It was a natural step to join the junior ranks of Peel AFC led by Roly Haughton. Kelvin loved all sports and would go on to represent QE2 at rugby, cricket and table tennis, as well as football. Golf was also an easy transition with a move to Peel Golf Club and the junior section overseen by Godfrey Kelly. Here his handicap tumbled, culminating in selection for the Junior Island Northern Counties Team. He played scratch league for Peel and was part of the team that attended the England Champion Club Tournament in 1992.

After leaving QE2 school in 1989 and a brief, but unsuccessful foray into Banking, Kelvin joined the family tyre business with Dad Peter. This was where he would remain for the next 30 years. In many ways Kelvin became the face of the business, in his typical way, regularly doing favours for the many people that he knew. He loved the garage and working alongside his dad, meeting and chatting to people and everything that came with it. He’d often describe himself as a ‘problem solver’ and ‘part of the common-sense gang’. When the business moved to Peel this played into his hands of juggling work alongside his other commitments of family, football, golf and charity work.

Kelvin married Peel girl Marie Brew in 1999 and they had three daughters - Ana, Lea and Hollie. All three girls attended Peel Clothworkers’ and were encouraged to follow in their father’s footsteps through sporting interests, particularly golf.

With the garage being based in Peel, Kelvin seized the opportunity to take up an additional career as a retained firefighter at Peel Fire Station. This turned out to be the making of him, he was extremely proud to be in the service and in time took up the position of Leading Firefighter. He always said that joining came at the perfect time as he was coming to the end of his football career – he was just moving from one changing room to another and the banter was just the same!

Kelvin played a significant part in Peel’s sporting success over the years, making 578 appearances for Peel AFC, and playing in the scratch league team at Peel Golf Club. He stood as chairman of the Tommy Clucas Memorial Fund since the charity was set up 17 years ago. The Fund is a registered charity that was created in 2005 by friends and family of former Peel footballer and MGP rider Tommy Clucas.

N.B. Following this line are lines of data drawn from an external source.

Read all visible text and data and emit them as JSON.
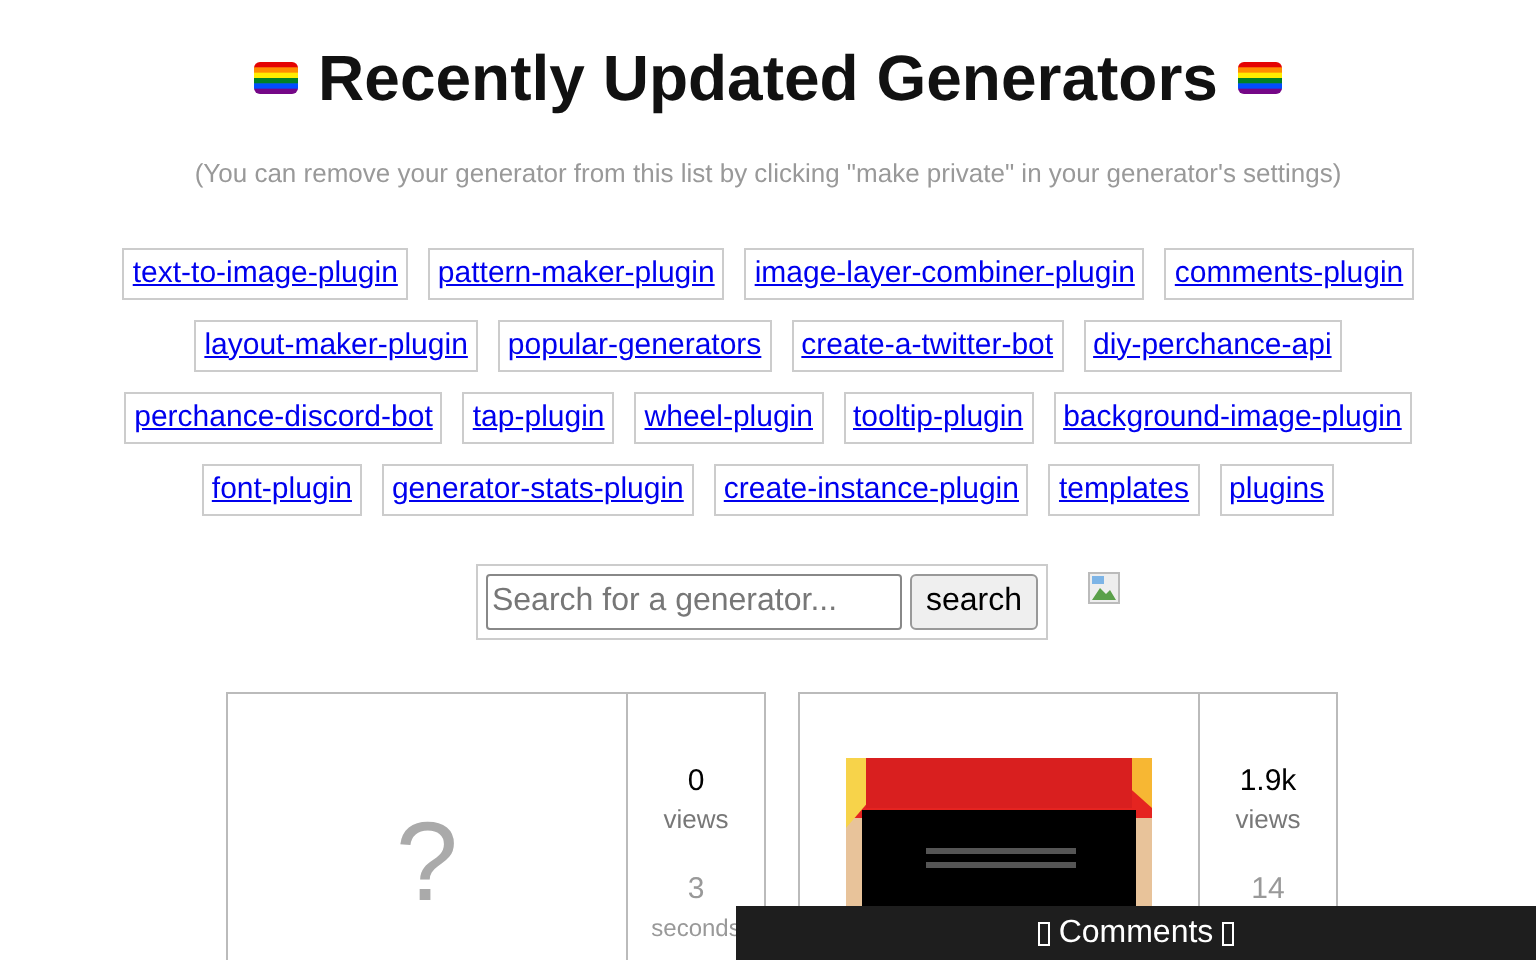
{
  "title": "Recently Updated Generators",
  "subtitle": "(You can remove your generator from this list by clicking \"make private\" in your generator's settings)",
  "tag_rows": [
    [
      "text-to-image-plugin",
      "pattern-maker-plugin",
      "image-layer-combiner-plugin",
      "comments-plugin"
    ],
    [
      "layout-maker-plugin",
      "popular-generators",
      "create-a-twitter-bot",
      "diy-perchance-api"
    ],
    [
      "perchance-discord-bot",
      "tap-plugin",
      "wheel-plugin",
      "tooltip-plugin",
      "background-image-plugin"
    ],
    [
      "font-plugin",
      "generator-stats-plugin",
      "create-instance-plugin",
      "templates",
      "plugins"
    ]
  ],
  "search": {
    "placeholder": "Search for a generator...",
    "button": "search"
  },
  "cards": [
    {
      "kind": "placeholder",
      "placeholder_mark": "?",
      "views": "0",
      "views_label": "views",
      "age": "3",
      "age_unit": "seconds"
    },
    {
      "kind": "picture",
      "views": "1.9k",
      "views_label": "views",
      "age": "14"
    }
  ],
  "comments_bar": {
    "label": "Comments"
  }
}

An extension to Peel AFC’s clubhouse is being built on top of their current building at the club’s Douglas Road site and one of the rooms will be named the Kelvin Dawson Community Hub. Ideas for use include children’s parties, school holiday activities, nutrition and well-being focussed presentations and activities and sports coach development courses. ‘Kelvin’s room’ will fittingly look over Peel golf course, as the Dawson family is well known in the island for their golfing expertise, with daughters Lea and Ana both island women’s champions.

The plans are based on ideas Kelvin had at the time of building the Tommy Clucas Sports Hall, which was opened in September 2013 after 9 years of fund raising. He often talked about ‘the Big Picture’, much of which referred to what he saw as the opportunities for Peel to have new or improved community facilities.

Kelvin’s determination, enthusiasm and commitment to succeed was instrumental and without him, simply, the sports hall would not be here now. He demonstrated those strengths in abundance throughout his illness and is an inspiration to everyone who knew him.

Kelvin died in 2022 after a brave battle with brain cancer and was a much-loved member of the Peel community.